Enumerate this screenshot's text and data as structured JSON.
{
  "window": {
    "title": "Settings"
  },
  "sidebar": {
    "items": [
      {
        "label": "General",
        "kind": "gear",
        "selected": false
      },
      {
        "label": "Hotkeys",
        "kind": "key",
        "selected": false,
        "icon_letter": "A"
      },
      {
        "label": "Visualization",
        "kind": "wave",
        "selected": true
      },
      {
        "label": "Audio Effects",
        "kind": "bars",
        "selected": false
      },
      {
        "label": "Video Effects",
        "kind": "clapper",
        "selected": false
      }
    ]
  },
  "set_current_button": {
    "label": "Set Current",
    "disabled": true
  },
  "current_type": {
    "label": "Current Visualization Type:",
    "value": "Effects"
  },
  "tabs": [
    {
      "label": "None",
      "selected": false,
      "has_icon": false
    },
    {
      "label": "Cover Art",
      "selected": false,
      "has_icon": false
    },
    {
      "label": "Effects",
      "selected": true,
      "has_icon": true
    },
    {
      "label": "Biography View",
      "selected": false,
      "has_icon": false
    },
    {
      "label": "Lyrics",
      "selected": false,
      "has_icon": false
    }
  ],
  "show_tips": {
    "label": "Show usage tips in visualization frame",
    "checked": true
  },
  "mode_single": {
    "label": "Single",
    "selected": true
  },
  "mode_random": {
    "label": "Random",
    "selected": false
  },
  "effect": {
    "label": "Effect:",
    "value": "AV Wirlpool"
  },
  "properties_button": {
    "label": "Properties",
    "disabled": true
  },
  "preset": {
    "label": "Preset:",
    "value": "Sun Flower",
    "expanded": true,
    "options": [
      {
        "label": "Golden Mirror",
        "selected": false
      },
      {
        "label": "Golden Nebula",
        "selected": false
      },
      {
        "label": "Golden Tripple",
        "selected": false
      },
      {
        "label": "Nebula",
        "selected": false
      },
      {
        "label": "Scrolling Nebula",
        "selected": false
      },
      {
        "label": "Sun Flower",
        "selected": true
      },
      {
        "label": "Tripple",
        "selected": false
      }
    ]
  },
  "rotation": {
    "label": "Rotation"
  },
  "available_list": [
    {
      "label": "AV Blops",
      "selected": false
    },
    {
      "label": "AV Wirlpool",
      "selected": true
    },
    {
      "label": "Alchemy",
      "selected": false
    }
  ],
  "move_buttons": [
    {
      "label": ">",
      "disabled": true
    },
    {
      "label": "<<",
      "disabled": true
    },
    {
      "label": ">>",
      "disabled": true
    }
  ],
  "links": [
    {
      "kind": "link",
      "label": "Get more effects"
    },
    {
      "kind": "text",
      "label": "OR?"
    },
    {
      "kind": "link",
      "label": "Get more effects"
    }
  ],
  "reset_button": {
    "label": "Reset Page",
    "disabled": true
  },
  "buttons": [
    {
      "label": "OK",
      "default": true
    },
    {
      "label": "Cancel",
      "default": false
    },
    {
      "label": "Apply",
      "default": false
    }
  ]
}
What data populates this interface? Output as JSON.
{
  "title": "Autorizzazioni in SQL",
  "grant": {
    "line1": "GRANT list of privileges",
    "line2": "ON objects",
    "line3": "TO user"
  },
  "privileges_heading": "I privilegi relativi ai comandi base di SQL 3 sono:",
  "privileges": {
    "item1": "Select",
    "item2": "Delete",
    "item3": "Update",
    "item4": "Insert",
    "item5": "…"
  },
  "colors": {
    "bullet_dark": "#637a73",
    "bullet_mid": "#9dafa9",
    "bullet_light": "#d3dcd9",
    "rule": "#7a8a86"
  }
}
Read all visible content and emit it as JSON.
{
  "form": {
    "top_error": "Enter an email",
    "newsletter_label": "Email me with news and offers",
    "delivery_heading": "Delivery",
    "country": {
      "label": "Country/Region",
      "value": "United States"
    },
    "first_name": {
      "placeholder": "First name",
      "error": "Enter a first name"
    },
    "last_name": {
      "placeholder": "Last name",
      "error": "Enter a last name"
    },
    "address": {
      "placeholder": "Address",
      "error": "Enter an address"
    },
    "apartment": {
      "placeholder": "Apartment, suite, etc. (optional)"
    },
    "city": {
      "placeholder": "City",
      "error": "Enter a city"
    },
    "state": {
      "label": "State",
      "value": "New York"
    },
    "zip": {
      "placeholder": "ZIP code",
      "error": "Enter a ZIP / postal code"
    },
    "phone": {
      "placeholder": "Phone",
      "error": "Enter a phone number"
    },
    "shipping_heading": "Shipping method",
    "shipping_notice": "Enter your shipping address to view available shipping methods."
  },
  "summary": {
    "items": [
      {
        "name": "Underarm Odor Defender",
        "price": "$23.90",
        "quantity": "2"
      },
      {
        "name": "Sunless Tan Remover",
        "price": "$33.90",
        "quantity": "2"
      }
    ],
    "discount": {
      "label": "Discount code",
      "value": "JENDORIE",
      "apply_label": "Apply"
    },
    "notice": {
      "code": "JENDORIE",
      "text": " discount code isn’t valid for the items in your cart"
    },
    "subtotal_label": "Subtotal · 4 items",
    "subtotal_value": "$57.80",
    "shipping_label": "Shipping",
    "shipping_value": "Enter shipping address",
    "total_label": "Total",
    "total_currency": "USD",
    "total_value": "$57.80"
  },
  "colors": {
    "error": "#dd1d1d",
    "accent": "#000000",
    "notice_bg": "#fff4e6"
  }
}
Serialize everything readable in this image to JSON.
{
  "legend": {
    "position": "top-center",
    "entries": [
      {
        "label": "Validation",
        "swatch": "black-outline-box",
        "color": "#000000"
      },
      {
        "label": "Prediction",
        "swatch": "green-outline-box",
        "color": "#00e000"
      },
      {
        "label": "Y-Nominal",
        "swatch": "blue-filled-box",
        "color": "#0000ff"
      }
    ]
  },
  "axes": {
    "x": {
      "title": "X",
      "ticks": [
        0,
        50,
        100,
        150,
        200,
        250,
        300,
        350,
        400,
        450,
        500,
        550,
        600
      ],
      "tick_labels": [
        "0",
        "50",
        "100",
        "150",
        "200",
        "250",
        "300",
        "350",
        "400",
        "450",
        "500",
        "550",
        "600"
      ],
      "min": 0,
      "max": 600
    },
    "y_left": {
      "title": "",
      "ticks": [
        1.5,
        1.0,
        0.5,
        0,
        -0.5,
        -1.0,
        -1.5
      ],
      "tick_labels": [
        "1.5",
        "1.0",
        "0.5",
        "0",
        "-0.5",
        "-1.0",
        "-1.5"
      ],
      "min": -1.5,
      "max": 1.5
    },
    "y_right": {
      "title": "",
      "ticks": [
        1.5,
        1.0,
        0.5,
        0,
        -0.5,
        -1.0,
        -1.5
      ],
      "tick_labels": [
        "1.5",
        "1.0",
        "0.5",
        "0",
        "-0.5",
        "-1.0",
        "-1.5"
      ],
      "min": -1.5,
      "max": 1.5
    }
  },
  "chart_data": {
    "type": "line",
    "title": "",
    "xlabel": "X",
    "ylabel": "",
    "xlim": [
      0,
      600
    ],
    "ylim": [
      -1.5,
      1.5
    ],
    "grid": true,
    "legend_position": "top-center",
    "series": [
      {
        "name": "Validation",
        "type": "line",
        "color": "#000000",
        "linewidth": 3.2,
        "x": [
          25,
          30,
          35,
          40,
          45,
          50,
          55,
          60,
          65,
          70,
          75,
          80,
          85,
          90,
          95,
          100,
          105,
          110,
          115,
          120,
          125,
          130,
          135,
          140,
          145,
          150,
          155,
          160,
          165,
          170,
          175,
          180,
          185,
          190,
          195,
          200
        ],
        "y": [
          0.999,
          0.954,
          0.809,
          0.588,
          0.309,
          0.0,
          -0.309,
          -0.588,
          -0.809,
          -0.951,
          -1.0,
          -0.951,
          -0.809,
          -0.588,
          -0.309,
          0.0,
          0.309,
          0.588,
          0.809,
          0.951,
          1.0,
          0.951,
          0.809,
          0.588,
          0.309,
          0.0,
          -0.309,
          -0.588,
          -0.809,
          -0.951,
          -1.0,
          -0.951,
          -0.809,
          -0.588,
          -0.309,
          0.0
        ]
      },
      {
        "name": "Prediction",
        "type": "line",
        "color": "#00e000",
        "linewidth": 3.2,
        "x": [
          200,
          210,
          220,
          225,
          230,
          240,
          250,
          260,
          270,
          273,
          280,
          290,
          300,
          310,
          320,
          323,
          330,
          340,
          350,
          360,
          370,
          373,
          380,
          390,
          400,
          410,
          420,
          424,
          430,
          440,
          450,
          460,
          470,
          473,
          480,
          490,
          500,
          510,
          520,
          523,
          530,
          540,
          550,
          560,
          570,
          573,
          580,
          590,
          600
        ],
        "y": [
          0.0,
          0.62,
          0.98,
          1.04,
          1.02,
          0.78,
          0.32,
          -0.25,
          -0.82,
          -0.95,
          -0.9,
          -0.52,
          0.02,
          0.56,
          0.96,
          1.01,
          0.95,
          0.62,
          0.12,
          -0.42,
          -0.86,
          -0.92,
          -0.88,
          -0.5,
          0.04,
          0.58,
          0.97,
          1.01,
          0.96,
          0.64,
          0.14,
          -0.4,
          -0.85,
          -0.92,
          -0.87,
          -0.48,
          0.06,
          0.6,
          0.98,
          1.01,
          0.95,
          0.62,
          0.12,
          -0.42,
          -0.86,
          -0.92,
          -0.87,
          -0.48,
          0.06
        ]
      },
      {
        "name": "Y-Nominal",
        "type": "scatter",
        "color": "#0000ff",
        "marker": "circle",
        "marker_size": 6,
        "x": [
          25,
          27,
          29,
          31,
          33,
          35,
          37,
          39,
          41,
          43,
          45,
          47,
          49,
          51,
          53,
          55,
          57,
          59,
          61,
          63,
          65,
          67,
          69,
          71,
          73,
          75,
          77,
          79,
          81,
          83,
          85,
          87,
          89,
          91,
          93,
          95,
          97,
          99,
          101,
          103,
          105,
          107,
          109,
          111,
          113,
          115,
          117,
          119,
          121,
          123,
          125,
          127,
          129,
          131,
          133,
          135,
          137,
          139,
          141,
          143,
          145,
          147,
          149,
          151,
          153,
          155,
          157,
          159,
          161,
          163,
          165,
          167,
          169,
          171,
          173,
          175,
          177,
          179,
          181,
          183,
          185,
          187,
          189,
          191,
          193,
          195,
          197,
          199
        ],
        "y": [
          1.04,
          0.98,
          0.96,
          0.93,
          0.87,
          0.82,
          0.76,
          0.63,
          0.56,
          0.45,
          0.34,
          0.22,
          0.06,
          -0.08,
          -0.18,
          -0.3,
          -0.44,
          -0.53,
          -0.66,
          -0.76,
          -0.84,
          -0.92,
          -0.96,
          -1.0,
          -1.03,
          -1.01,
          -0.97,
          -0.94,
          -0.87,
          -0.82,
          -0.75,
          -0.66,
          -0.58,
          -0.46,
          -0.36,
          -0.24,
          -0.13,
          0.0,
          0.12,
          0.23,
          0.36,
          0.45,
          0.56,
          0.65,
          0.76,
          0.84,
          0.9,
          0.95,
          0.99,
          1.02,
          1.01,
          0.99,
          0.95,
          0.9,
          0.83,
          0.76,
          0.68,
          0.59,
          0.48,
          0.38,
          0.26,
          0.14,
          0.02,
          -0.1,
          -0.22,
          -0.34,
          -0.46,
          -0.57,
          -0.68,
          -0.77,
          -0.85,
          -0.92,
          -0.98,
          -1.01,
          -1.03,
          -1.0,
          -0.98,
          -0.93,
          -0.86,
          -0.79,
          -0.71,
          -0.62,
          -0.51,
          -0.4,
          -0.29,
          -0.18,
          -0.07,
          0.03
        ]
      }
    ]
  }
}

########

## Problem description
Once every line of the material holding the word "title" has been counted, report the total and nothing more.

## Result of the exercise
6